During the rehearsals for his latest symphony, famous composer and conductor Martin Fischer (Sven Wollter) and first violinist Barbara (Viveka Seldahl) fall in love. Both are married with children, but leave their spouses and commit to eachotherr. After their honeymoon in Morocco, they create a home together in the Swedish archipelago, bound by their love for music. But while working on a new opera, Martin suddenly becomes forgetful and confused, and is eventually diagnosed with Alzheimer’s disease. This becomes the ultimate test of the power of their love.

Famous composer Martin meets concertmaster Barbara at one of his performances, and fall in love.

The Oscar-winning Danish director Billie August tried to move more into mainstream international cinema with adaptations of literary successes like The House of the Spirits and Smilla''s Sense of Snow. He's returned to Scandinavia for a movie with a greater sense of intimacy, A Song for Martin.

The well-known composer and conductor Martin Fischer (Sven Wollter), and Barbara Hartman (Viveka Seldahl), the first violinist of the orchestra performing his latest work connect, spark and in an instant it seems, leave their respective marriages for a passion and a new late-life marriage based on love and shared commitment to music. The debris left behind is given short shrift. They honeymoon in Morocco, they locate themselves idyllically in a house on the Gothenburg peninsular where family and friends come to visit and where they work harmoniously. And then tragedy strikes. Martin, at first seeming to suffer from stress while composing a new opera, is in reality displaying the first signs of Alzheimer's disease.
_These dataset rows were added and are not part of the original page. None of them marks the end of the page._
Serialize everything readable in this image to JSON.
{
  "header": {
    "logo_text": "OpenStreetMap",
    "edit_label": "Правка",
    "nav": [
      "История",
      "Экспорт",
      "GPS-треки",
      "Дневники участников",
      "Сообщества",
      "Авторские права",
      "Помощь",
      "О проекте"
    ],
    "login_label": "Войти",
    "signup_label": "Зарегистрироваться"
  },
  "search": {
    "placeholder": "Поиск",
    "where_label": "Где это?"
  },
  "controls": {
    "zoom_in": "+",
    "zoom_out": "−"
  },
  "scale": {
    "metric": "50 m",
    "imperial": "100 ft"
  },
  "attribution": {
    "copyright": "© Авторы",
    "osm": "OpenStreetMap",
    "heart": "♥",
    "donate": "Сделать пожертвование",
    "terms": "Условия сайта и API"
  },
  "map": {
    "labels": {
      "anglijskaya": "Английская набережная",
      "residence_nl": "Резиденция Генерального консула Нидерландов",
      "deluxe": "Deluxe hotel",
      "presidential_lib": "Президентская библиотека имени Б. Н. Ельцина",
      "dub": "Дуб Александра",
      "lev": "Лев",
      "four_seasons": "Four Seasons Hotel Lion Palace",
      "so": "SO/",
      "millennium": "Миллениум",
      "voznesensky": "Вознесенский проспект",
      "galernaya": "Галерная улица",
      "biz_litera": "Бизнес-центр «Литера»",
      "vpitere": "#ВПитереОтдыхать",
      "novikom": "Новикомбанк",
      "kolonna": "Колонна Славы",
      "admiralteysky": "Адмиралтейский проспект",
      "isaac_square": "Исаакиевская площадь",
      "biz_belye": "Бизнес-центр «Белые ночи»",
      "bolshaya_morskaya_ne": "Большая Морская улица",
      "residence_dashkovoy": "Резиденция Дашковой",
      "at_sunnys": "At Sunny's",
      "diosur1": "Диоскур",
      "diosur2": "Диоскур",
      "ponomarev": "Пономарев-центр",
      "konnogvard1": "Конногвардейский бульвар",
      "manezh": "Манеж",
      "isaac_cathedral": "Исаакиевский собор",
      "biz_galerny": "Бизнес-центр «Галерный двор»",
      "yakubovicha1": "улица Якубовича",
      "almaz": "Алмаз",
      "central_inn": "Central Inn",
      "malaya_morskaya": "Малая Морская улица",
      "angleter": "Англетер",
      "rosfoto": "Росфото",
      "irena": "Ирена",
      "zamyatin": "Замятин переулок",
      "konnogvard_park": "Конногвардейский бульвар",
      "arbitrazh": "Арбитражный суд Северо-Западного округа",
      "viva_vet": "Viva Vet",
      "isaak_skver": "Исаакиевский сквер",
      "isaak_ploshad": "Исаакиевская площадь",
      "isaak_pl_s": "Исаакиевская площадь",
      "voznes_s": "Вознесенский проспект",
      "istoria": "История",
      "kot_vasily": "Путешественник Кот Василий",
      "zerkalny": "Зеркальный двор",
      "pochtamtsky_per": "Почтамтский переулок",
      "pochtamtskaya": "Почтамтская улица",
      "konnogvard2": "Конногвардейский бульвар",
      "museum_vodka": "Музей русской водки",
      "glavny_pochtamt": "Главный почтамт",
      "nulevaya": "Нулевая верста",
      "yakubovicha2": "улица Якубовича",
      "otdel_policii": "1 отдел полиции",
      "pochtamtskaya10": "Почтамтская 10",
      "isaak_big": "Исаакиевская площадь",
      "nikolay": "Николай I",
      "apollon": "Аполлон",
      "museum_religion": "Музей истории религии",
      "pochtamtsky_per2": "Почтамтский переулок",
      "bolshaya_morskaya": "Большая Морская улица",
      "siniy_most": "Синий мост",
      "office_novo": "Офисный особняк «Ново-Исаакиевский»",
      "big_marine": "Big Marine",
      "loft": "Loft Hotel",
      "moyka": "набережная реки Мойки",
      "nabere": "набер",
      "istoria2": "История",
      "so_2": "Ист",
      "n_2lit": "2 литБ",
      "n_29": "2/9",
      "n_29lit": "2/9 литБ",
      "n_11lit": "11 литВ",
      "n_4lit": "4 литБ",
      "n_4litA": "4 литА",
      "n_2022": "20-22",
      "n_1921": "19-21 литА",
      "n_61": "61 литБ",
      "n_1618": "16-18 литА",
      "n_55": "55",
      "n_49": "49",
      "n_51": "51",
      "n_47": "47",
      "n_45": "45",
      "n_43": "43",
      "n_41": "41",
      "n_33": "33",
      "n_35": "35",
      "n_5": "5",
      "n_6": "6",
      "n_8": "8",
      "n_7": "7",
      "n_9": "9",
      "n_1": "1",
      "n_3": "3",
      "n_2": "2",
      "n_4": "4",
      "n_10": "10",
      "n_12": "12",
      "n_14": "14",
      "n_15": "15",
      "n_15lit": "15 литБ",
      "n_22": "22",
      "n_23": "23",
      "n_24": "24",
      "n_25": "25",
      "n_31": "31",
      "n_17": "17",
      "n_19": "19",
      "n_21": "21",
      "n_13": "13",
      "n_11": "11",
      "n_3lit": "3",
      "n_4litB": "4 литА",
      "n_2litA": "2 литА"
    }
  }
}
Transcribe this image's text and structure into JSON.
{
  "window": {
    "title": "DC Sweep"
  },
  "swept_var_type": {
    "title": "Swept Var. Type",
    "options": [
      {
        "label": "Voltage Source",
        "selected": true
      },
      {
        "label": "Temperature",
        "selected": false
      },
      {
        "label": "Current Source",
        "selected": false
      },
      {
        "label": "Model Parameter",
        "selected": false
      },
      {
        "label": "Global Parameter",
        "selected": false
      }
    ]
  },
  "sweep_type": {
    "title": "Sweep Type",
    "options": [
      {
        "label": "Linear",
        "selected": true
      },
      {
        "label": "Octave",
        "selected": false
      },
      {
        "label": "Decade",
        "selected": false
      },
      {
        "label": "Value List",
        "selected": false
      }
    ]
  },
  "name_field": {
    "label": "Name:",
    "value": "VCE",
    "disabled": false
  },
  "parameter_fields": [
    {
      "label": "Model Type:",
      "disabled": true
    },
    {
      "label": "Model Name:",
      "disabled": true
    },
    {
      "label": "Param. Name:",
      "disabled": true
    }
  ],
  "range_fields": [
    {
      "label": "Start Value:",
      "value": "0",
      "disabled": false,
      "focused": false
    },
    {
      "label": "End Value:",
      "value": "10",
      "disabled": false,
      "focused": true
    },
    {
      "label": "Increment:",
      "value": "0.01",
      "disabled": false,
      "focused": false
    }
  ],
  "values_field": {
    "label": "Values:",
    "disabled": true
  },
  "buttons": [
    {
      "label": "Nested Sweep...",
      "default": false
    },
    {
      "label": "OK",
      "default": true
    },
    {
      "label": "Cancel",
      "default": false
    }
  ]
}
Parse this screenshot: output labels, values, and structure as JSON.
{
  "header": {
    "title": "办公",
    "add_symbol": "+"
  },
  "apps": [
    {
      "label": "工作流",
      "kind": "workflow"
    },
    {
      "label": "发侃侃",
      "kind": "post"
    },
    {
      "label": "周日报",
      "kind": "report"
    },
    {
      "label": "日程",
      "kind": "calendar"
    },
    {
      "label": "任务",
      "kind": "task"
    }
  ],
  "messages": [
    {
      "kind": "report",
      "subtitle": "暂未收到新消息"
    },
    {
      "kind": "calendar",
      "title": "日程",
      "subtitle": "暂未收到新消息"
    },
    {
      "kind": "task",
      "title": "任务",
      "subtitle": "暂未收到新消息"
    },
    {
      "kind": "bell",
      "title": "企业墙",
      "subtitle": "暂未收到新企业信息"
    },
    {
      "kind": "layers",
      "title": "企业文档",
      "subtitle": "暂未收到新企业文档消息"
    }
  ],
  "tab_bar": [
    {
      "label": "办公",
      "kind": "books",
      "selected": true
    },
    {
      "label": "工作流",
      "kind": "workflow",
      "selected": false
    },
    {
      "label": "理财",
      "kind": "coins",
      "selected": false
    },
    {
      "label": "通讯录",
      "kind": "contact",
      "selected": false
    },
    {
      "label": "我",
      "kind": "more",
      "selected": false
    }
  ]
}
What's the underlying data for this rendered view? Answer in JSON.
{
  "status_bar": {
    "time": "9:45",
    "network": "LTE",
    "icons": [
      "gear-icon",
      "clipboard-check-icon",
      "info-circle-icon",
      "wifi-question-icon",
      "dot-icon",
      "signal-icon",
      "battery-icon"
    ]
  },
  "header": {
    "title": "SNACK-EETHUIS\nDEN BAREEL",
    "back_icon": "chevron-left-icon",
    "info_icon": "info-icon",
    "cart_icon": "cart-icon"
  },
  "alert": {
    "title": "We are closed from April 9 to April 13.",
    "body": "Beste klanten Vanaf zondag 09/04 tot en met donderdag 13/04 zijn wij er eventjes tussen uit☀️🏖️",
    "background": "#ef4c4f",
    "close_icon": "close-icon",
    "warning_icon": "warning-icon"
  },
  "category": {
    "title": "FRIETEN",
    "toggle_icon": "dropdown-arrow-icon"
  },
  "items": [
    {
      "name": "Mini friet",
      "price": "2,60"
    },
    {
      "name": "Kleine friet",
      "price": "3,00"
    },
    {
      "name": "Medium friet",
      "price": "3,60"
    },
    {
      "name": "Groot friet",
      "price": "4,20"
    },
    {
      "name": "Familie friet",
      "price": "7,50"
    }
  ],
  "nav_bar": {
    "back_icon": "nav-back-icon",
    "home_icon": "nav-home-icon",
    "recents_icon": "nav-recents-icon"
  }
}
Based on a 1994 novel of Ulla Isaksson who's been a writer for over fifty years, A Song for Martin depicts, through two very strong performances, the poignant power of love as one partner in a relationship disappears from view.

The adjective 'clean' came to me while watching this film. Bille August's images are crisp, clearly defined, the storyline is direct, it is a narrative in its most simple sense. That's not to say the film doesn't have power, it does, but it doesn't transcend its basic material. Wollter and Seldahl were married in real life, their domestic scenes together have a natural resonance. Sadly Viveka Seldahl died shortly after the film was made, giving A Song For Martin an added sadness.